Here’s an op-ed type piece I wrote last Christmas about God’s strange approach to public relations issues that first Christmas.

Christmas: God’s public relations problem

by Larry Harvey, published in Southwest Nebraska News, Dec 12, 2003

That first Christmas was a public relations disaster. You know, the original Christmas with the baby, the shepherds, the angels, the magi from “the East.” That angel thing was a nice touch – brilliant in fact. It impressed the guys who were there; “they were terrified!” then “suddenly a great company of the heavenly host appeared with the first angel.” The angels were not the public relations foul-up. That was an excellent use of advertising dollars.

The mistake was in the choice of audience. The incredible show was wasted on a few unnamed shepherds (low-paid agricultural laborers) out in the hills. Just a few miles away, in Jerusalem, sat Herod the King, with all the power of the government, surrounded by the temple and the religious leadership of the nation. A message important enough to be delivered with shining glory by multitudes of angels is surely a message important enough to be sent to the top levels of human pride and power in Jerusalem, maybe even to the Emperor in Rome, not to a few rubes out in the hills! But the angels disappear without a trace; the shepherds make a short visit to the baby then they also disappear. What an incredible waste of a wonderful PR opportunity!

So what-s up with this? Is it incompetence? Does the Almighty need a better advertising agency?

Similar problems run through the whole story. Joseph went to Bethlehem “with Mary, who was pledged to be married to him and was expecting a child.” Whoa! Stop right there. This looks really bad. Do they want to destroy the whole project right here at the beginning? Unmarried. Expecting. Traveling with a guy she’s not married to. This is not looking good. Do they really expect this to be the beginning of a moral revolution that will improve the whole human race?

Then there are the “three kings” who came to visit the young Jesus. “Magi.” As in magicians? As in fortune-tellers? Star-gazers? Astrologers? Please, can’t we find some nice respectable Jewish leaders, somebody really wealthy and honorable, to come and worship this “new-born king”? Why bring in these pagans (We’ve all heard about “Eastern religions”!), and foreigners at that?

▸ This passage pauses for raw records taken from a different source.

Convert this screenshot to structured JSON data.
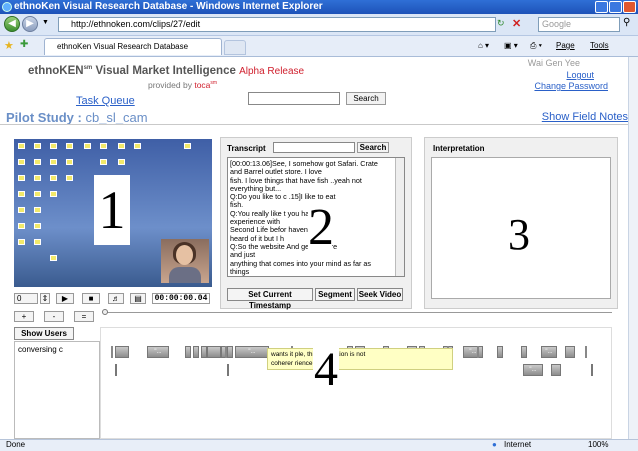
{
  "window": {
    "title": "ethnoKen Visual Research Database - Windows Internet Explorer"
  },
  "browser": {
    "url": "http://ethnoken.com/clips/27/edit",
    "search_placeholder": "Google",
    "tab_label": "ethnoKen Visual Research Database",
    "commands": [
      "Page",
      "Tools"
    ]
  },
  "header": {
    "brand": "ethnoKEN",
    "brand_sup": "sm",
    "brand_rest": " Visual Market Intelligence",
    "alpha": "Alpha Release",
    "provided_by": "provided by",
    "toca": "toca",
    "toca_sup": "sm",
    "user_name": "Wai Gen Yee",
    "logout": "Logout",
    "change_password": "Change Password",
    "task_queue": "Task Queue",
    "search_button": "Search"
  },
  "study": {
    "label": "Pilot Study :",
    "name": "cb_sl_cam",
    "show_field_notes": "Show Field Notes"
  },
  "video": {
    "overlay_number": "1",
    "rate_value": "0",
    "timecode": "00:00:00.04",
    "zoom_plus": "+",
    "zoom_minus": "-",
    "zoom_equal": "="
  },
  "transcript": {
    "label": "Transcript",
    "search_button": "Search",
    "overlay_number": "2",
    "lines": [
      "[00:00:13.06]See, I somehow got Safari.  Crate",
      "and Barrel outlet store. I love",
      "fish. I love things that have fish ..yeah not",
      "everything but...",
      "Q:Do you like to c              .15]I like to eat",
      "fish.",
      "Q:You really like t              you had an",
      "experience with",
      "Second Life befor              haven't. I've",
      "heard of it but I h",
      "Q:So the website              And get in there",
      "and just",
      "anything that comes into your mind as far as things",
      "that you see,"
    ],
    "btn_timestamp": "Set Current Timestamp",
    "btn_segment": "Segment",
    "btn_seek": "Seek Video"
  },
  "interpretation": {
    "label": "Interpretation",
    "overlay_number": "3"
  },
  "timeline": {
    "show_users": "Show Users",
    "user": "conversing c",
    "overlay_number": "4",
    "tooltip_line1": "wants it                         ple, this frustration is not",
    "tooltip_line2": "coherer                         rience",
    "seg_labels": [
      "\"...",
      "\"...",
      "\"...",
      "\"...",
      "\"...",
      "\"...",
      "\"...",
      "\"...",
      "\"..."
    ]
  },
  "status": {
    "left": "Done",
    "zone": "Internet",
    "zoom": "100%"
  }
}
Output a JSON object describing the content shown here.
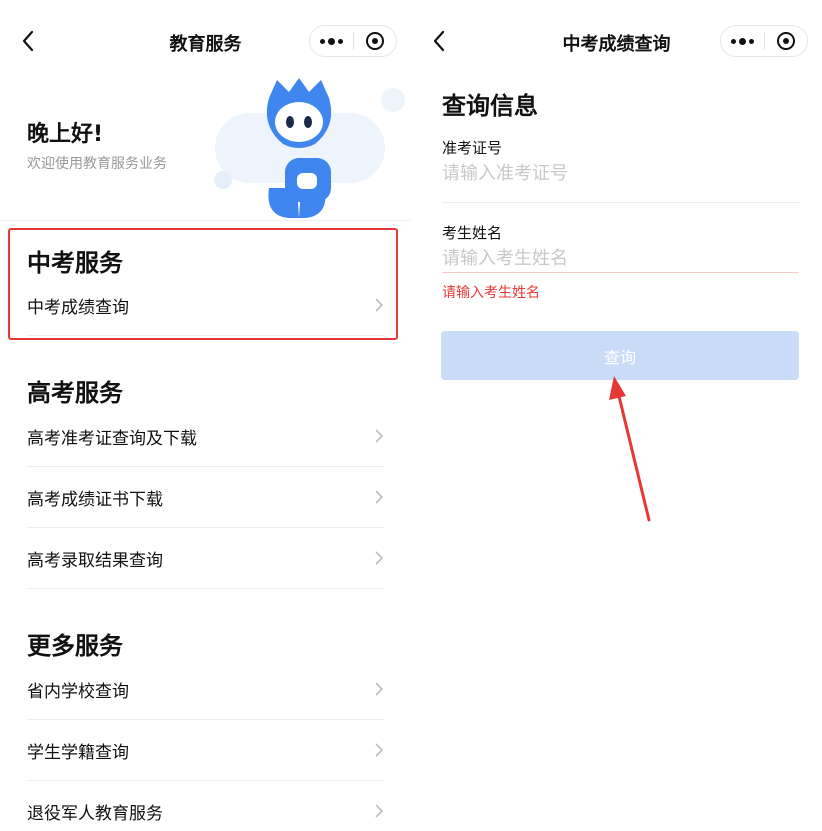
{
  "left": {
    "navbar": {
      "title": "教育服务"
    },
    "greeting": {
      "title": "晚上好!",
      "subtitle": "欢迎使用教育服务业务"
    },
    "sections": [
      {
        "title": "中考服务",
        "items": [
          "中考成绩查询"
        ]
      },
      {
        "title": "高考服务",
        "items": [
          "高考准考证查询及下载",
          "高考成绩证书下载",
          "高考录取结果查询"
        ]
      },
      {
        "title": "更多服务",
        "items": [
          "省内学校查询",
          "学生学籍查询",
          "退役军人教育服务"
        ]
      }
    ]
  },
  "right": {
    "navbar": {
      "title": "中考成绩查询"
    },
    "form": {
      "heading": "查询信息",
      "fields": [
        {
          "label": "准考证号",
          "value": "",
          "placeholder": "请输入准考证号"
        },
        {
          "label": "考生姓名",
          "value": "",
          "placeholder": "请输入考生姓名",
          "error": "请输入考生姓名"
        }
      ],
      "submit_label": "查询"
    }
  },
  "colors": {
    "highlight": "#e53935",
    "error_text": "#e53935",
    "button_disabled": "#c9dcf7",
    "mascot_blue": "#3f86ee"
  },
  "icons": {
    "back": "chevron-left-icon",
    "more": "more-dots-icon",
    "close": "target-circle-icon",
    "list_arrow": "chevron-right-icon"
  }
}
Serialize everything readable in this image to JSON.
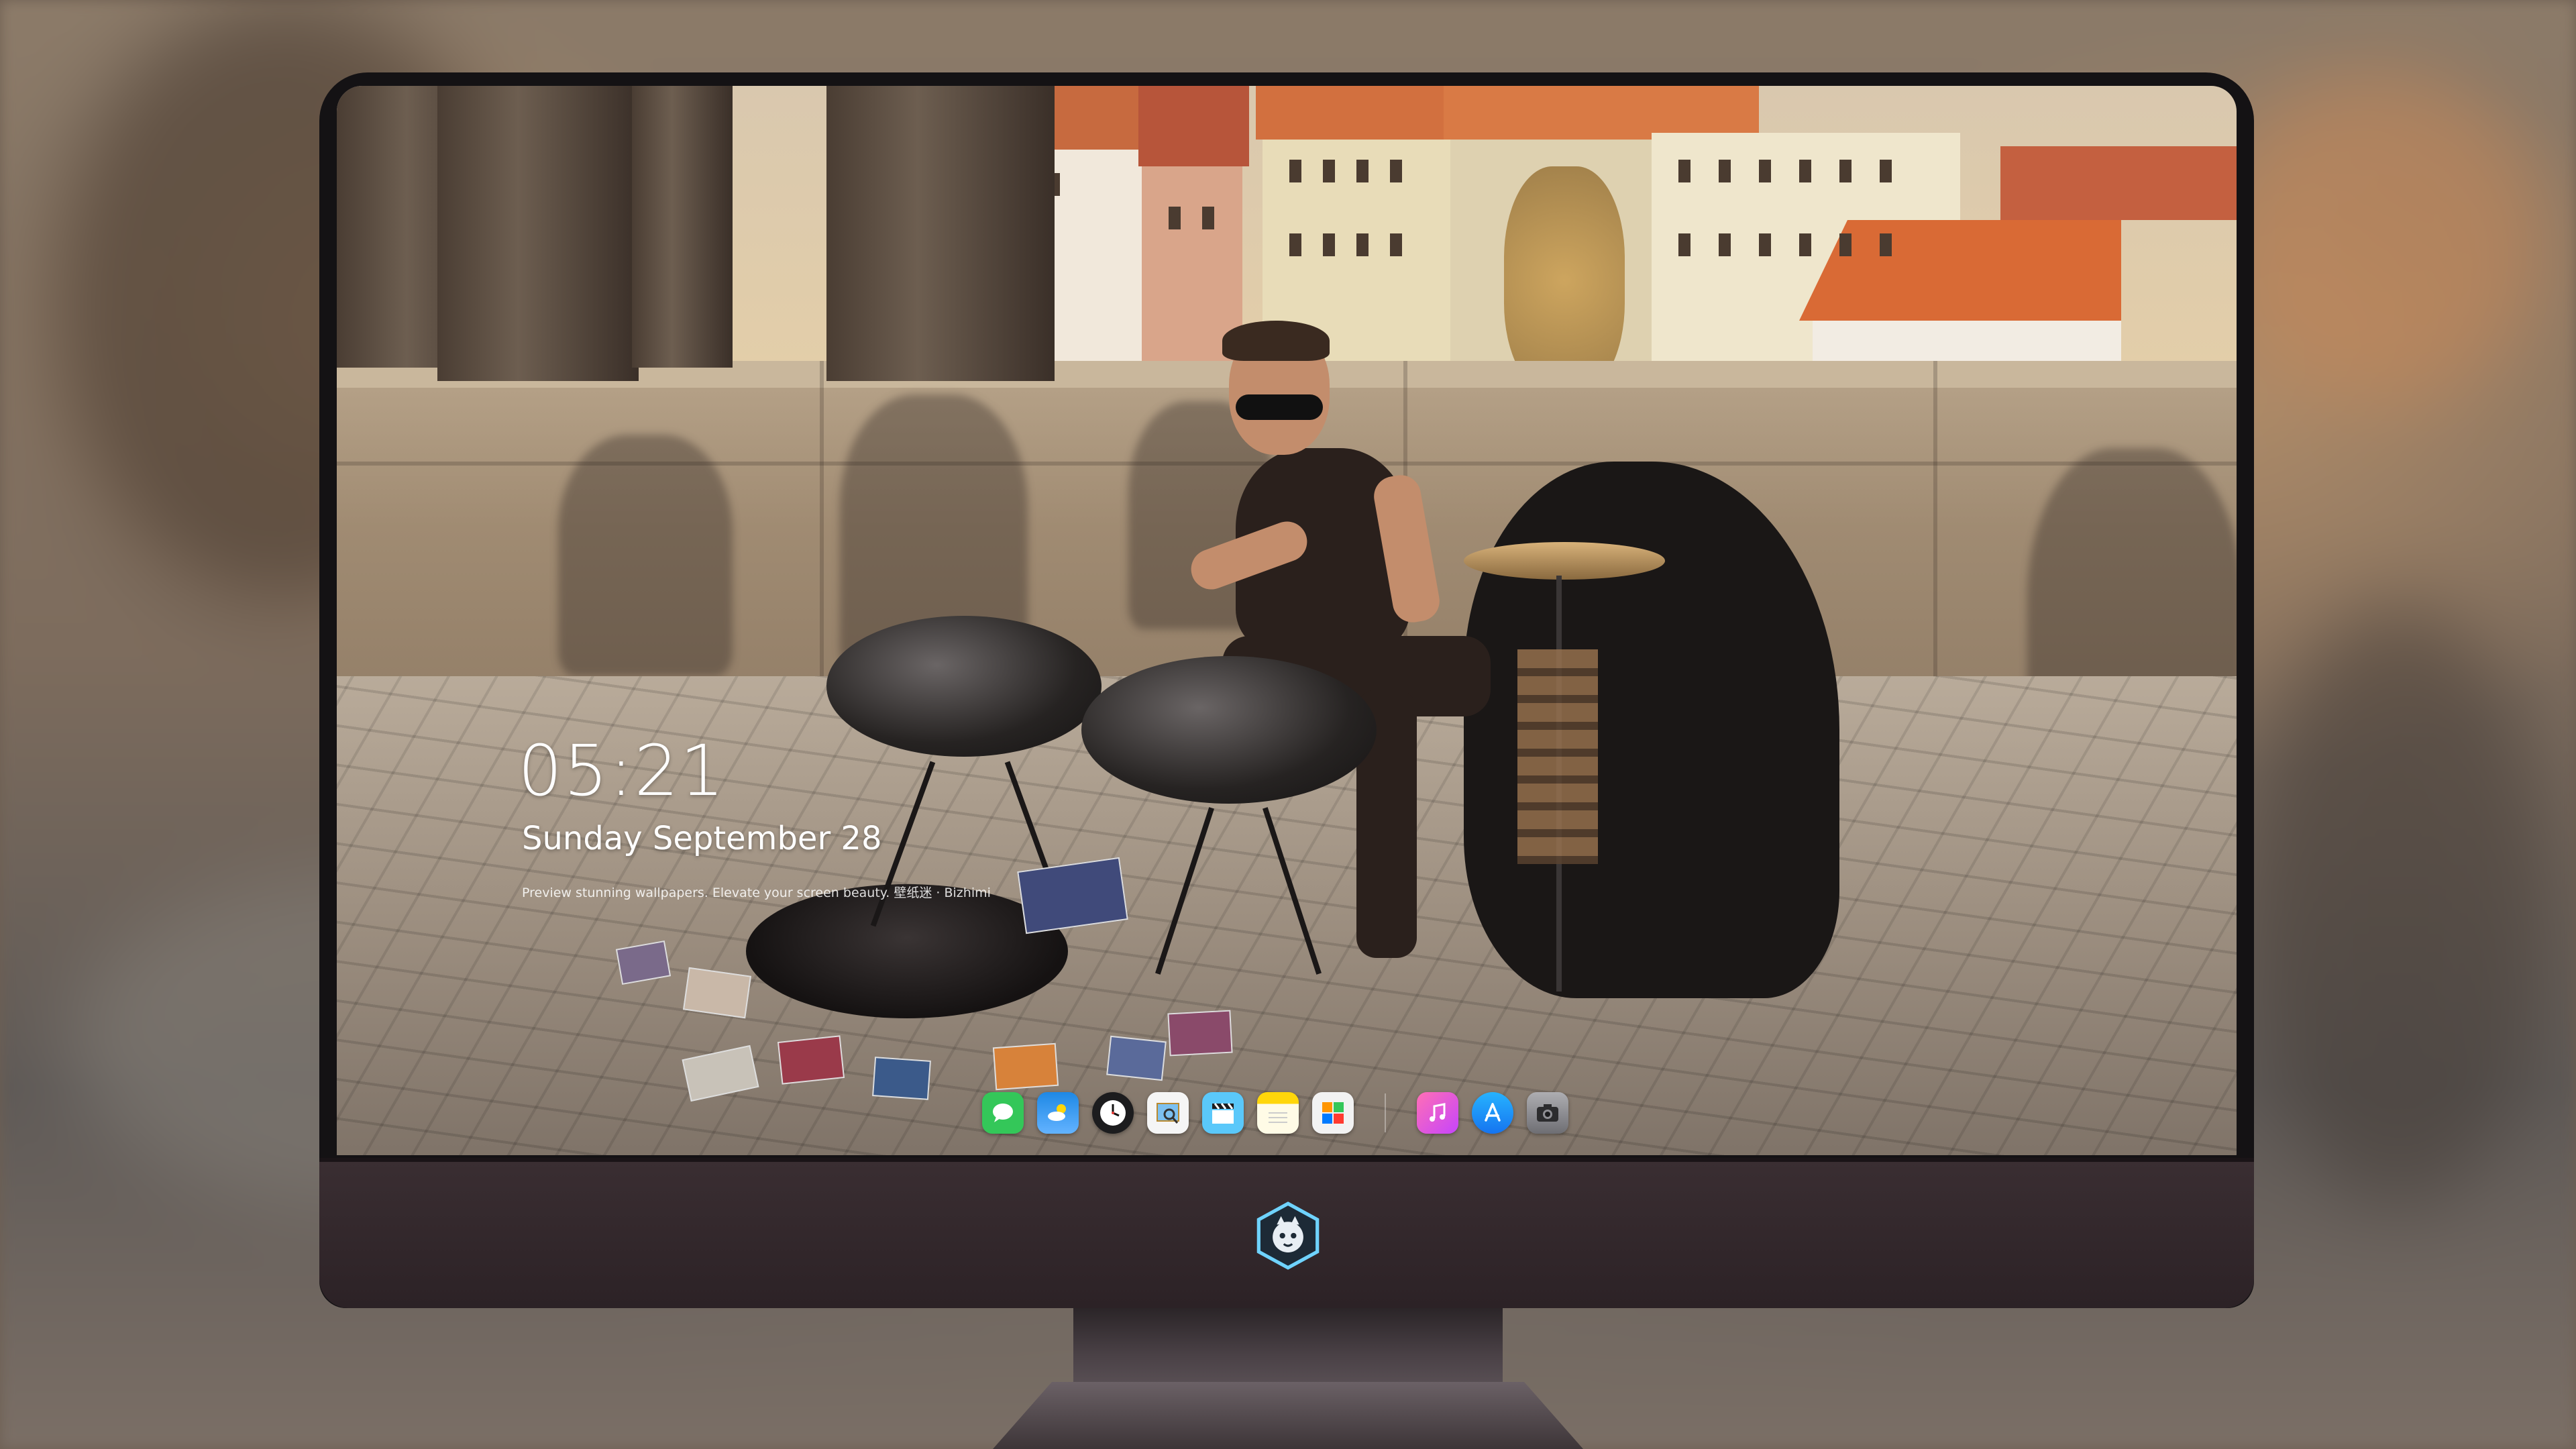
{
  "overlay": {
    "time": "05:21",
    "date": "Sunday September  28",
    "tagline": "Preview stunning wallpapers. Elevate your screen beauty. 壁纸迷 · Bizhimi"
  },
  "dock": {
    "apps": [
      {
        "name": "messages-icon",
        "color": "#34c759"
      },
      {
        "name": "weather-icon",
        "color": "#1e88e5"
      },
      {
        "name": "clock-icon",
        "color": "#1c1c1e"
      },
      {
        "name": "preview-icon",
        "color": "#ffffff"
      },
      {
        "name": "clips-icon",
        "color": "#5ac8fa"
      },
      {
        "name": "notes-icon",
        "color": "#ffd60a"
      },
      {
        "name": "photo-booth-icon",
        "color": "#f2f2f2"
      },
      {
        "name": "itunes-icon",
        "color": "#ea4c89"
      },
      {
        "name": "app-store-icon",
        "color": "#1e90ff"
      },
      {
        "name": "camera-icon",
        "color": "#8e8e93"
      }
    ]
  },
  "colors": {
    "monitor_bezel": "#141214",
    "monitor_chin": "#3a2e32",
    "text": "#ffffff"
  }
}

And then there’s the political extremism in young Mary’s prayer-song (the “Magnificat”). “My soul glorifies the Lord . . . . He has scattered those who are proud in their inmost thoughts. He has brought down rulers from their thrones but has lifted up the humble. He has filled the hungry with good things but has sent the rich away empty.” Class warfare talk! People will get the wrong idea. Ah, the idealism of youth – she no doubt grew out of it. So why not just forget she ever said that? Maybe comments like that are the reason no good Jewish businessmen or prominent religious leaders were willing to come and honor this unwed and somewhat radical young woman’s cute baby.

With such an entrance, this child could be expected to exit history without making a ripple or leaving any legacy at all. But wasn’t God Himself supposed to be behind this whole thing? What’s up?

One of two things was happening. Either the culture was doing so well back then that the Holy One wanted to participate and enjoy it, and maybe coach them a bit; so He came as a baby, etc. OR they were doing so poorly that He had to start some radically new type of involvement and effort – if that’s the case, we should expect the story to develop in ways contrary to people’s expectations.

I think that is just what happened. And Jesus’ life over the next thirty or so years further illustrates this split: what God values and the ways God works are not the ways any of our human cultures have run or are now running. God is very interested in us, and He is present, but He and His activities often go unrecognized. God realizes that if you send angels to people who don’t really want Divine involvement, the angels will be ignored. And if you do everything as expected, there is no need to even do it; that also will be ignored. So God sent His message in His own way to those who could hear it. They were not the ones running things, whether in politics, religion, or the media.

But who knows? Maybe He has plans to change even that.